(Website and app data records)
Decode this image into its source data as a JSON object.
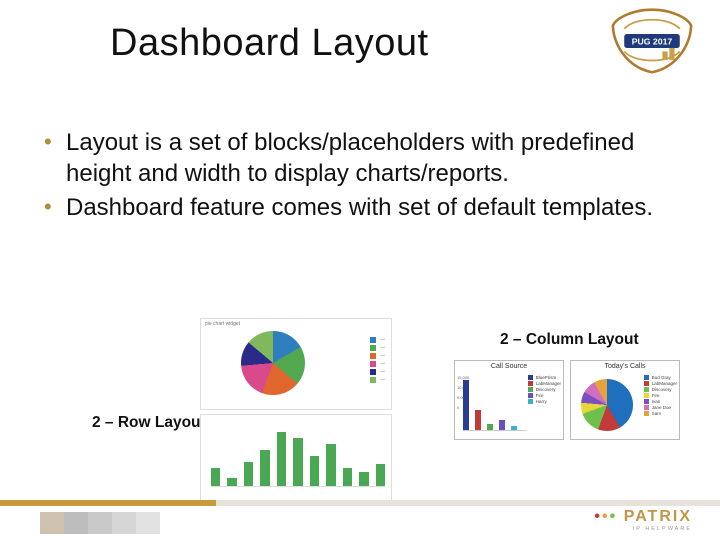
{
  "title": "Dashboard Layout",
  "badge": {
    "label": "PUG 2017"
  },
  "bullets": {
    "items": [
      "Layout is a set of blocks/placeholders with predefined height and width to display charts/reports.",
      " Dashboard feature comes with set of default templates."
    ]
  },
  "labels": {
    "column": "2 – Column Layout",
    "row": "2 – Row Layout"
  },
  "row_example": {
    "pie_header": "pie chart widget",
    "bars": [
      18,
      8,
      24,
      36,
      54,
      48,
      30,
      42,
      18,
      14,
      22
    ]
  },
  "col_example": {
    "left": {
      "title": "Call Source",
      "yticks": [
        "15,000",
        "10,000",
        "5,000",
        "0"
      ],
      "series": [
        {
          "name": "BluePrism",
          "color": "#2b3d8f",
          "h": 50
        },
        {
          "name": "LabManager",
          "color": "#c23a3a",
          "h": 20
        },
        {
          "name": "Discovery",
          "color": "#52a84f",
          "h": 6
        },
        {
          "name": "Fire",
          "color": "#6a4fbf",
          "h": 10
        },
        {
          "name": "Harry",
          "color": "#3cb0c9",
          "h": 4
        }
      ]
    },
    "right": {
      "title": "Today's Calls",
      "legend": [
        "Bud Gray",
        "LabManager",
        "Discovery",
        "Fire",
        "Ivan",
        "Jane Doe",
        "Sam"
      ]
    }
  },
  "brand": {
    "name": "PATRIX",
    "sub": "IP HELPWARE"
  }
}
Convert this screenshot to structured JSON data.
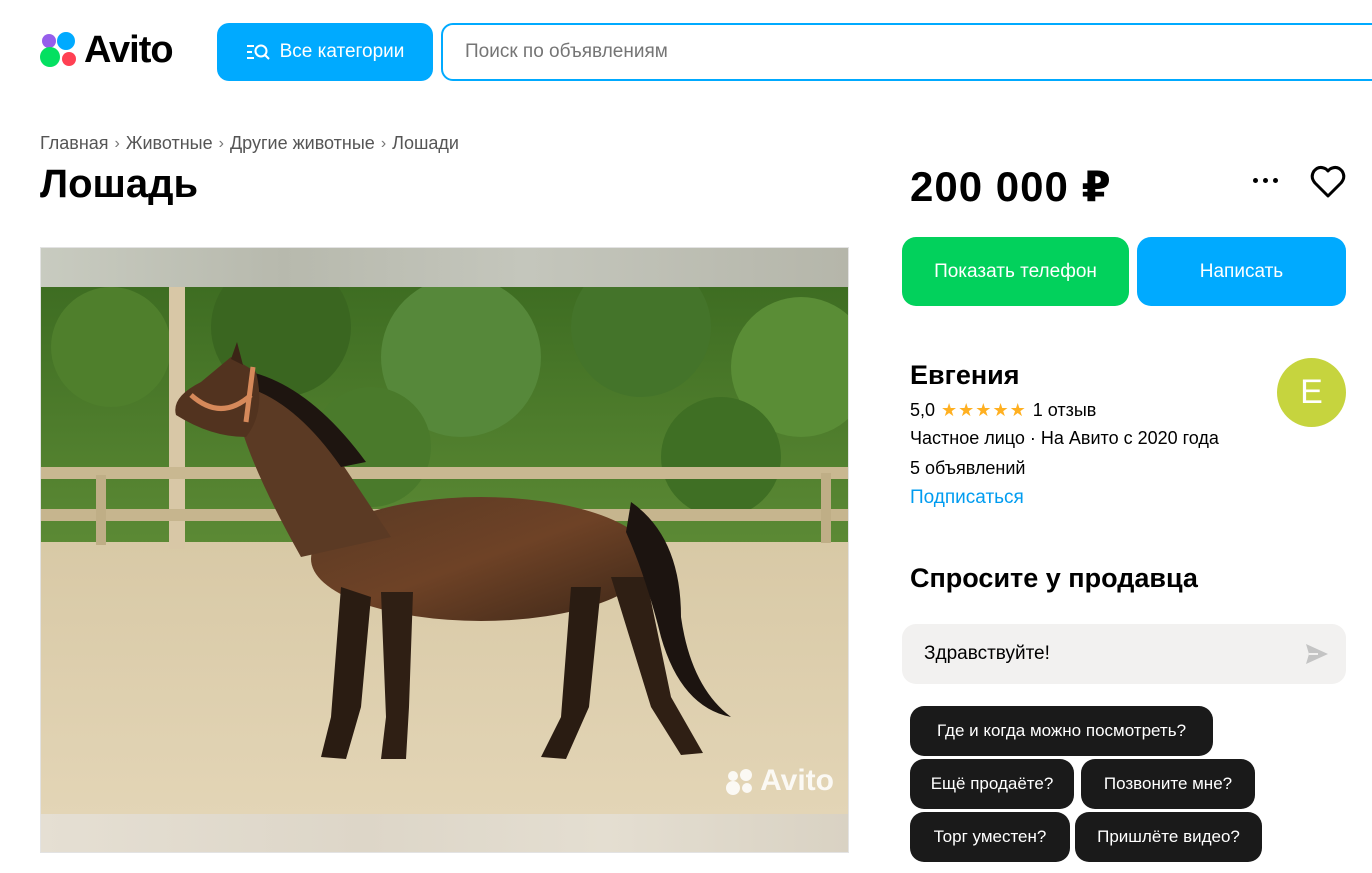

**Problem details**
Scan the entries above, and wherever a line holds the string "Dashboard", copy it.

**Completed exercise**
  "title": "Dashboard Layout",
      " Dashboard feature comes with set of default templates."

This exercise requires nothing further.